Firmware-based attacks are on the rise, as nation-state actors and other sophisticated attack groups add this technique to their arsenal of tools. Protecting the device against firmware attacks require the hardware and software to work together. Apple relies on its custom ARM-based chips to verify the operating system code hasn't been maliciously modified during boot-up, and it can do so because the company controls both the hardware and software. Microsoft doesn't have that luxury, as its Windows operating system can run on a wide variety of hardware with different firmware.
Secured-core PC is Microsoft's attempt to exert some control over the hardware. As part of the new initiative, Microsoft will work with chip makers and PC manufacturers on a new hardware and system architecture that embeds security defenses right in the chip.
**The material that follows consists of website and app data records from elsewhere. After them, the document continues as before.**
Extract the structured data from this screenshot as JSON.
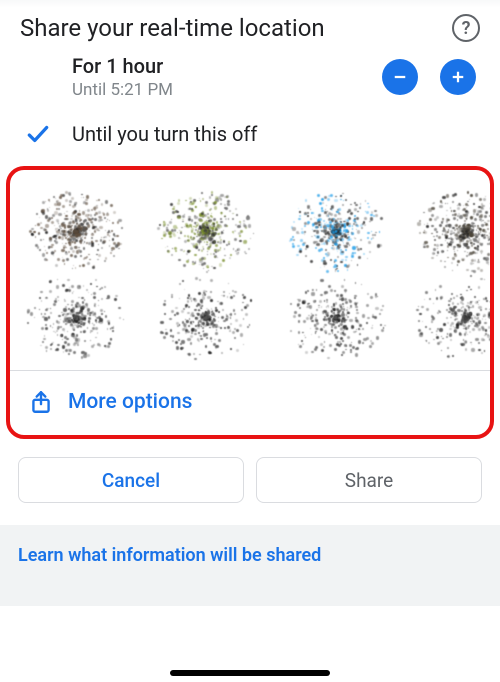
{
  "header": {
    "title": "Share your real-time location",
    "help_icon": "help-circle-icon"
  },
  "duration_option": {
    "selected": false,
    "primary": "For 1 hour",
    "secondary": "Until 5:21 PM",
    "minus_icon": "minus-icon",
    "plus_icon": "plus-icon"
  },
  "toggle_option": {
    "selected": true,
    "label": "Until you turn this off",
    "check_icon": "check-icon"
  },
  "contacts": {
    "items": [
      {
        "avatar_tint": "#5b4a3a"
      },
      {
        "avatar_tint": "#7a8f2e"
      },
      {
        "avatar_tint": "#1a9be8"
      },
      {
        "avatar_tint": "#4a4438"
      }
    ]
  },
  "more_options": {
    "icon": "share-up-icon",
    "label": "More options"
  },
  "buttons": {
    "cancel": "Cancel",
    "share": "Share"
  },
  "footer": {
    "link": "Learn what information will be shared"
  },
  "colors": {
    "accent": "#1a73e8",
    "highlight_border": "#e81313"
  }
}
Secured-core PCs will boot securely, protect the firmware from being modified, shield the operating system from attacks, prevent unauthorized access to devices and data, and ensure identity and domain credentials are protected, David Weston, Microsoft's partner director of operating system security, wrote on the Windows Security blog. Microsoft will accomplish this long list by weaving Windows 10 security technologies with new chips from AMD, Intel, and Qualcomm.
“Secured-core PCs combine identity, operating system, hardware and firmware protection to add another layer of security underneath the operating system," Weston wrote. "Unlike software-only security solutions, Secured-core PCs are designed to prevent these kinds of attacks rather than simply detecting them.”
Microsoft has been experimenting with different methods to make sure the operating system hasn't been modified, such as Windows Secure Boot and Trusted Platform Module. Administrators use the Trusted Platform Module to verify the device booted securely. Secure Boot relies on the firmware to check that the operating system's cryptographic signatures are still valid, but if the firmware itself has been tampered with, Secure Boot is no longer effective.
Compromised firmware can undermine secure boot and other security features, making it "more difficult to identify when a system or user has been compromised," Weston wrote.
Secured-core PC takes the job of checking for software integrity away from the firmware and gives it to the new CPUs from AMD, Intel, and Qalcomm. The chip will perform the integrity checks during boot, using instructions that were burned into the CPUs during manufacturing. The code will be digitally signed with encryption keys owned by the manufacturer, making interception harder.
Microsoft's new initiative combines the latest chip technology with security features in Windows 10 as Secured-core PCs use Windows Hello for password-less authentication. The new chips also use Windows Defender's System Guard Secure Launch to start the operating system’s boot loader and initializes the system into a trusted state. Microsoft isolated a portion of memory to handle this process and to keep malware out of the computer’s kernel and other sensitive functions.
The concept is similar to how Microsoft secures its Xbox gaming consoles. Microsoft will be able to assert more control over the hardware Windows 10 gets installed on. With this initiative, Microsoft will be coordinating what needs to be on the hardware level with its partners.
One thing to remember, that Secured-core PCs require the new types of chips, so existing Windows 10 devices cannot take advantage of this level of security. The flip side is that if issues are found in the chips, no amount of software updates would be able to fix the problem since the components are hard-coded into the CPU.
With Secured-core PCs, Microsoft applied "security best practices of isolation and minimal trust to the firmware layer," Microsoft's Steve Clarke wrote on the Windows blog.
Secured-core PCs are designed for industries where workers handle intellectual property or sensitive user data, such as is the case in financial services, government, and healthcare. Secured-core PCs will be available from major PC makers including Dell, Dynabook, HP, Lenovo, and Panasonic, mostly on high-end and enterprise systems in the coming year. Microsoft's Surface Pro X and HP's Elite Dragonfly will be among the first Secured-core PCs available.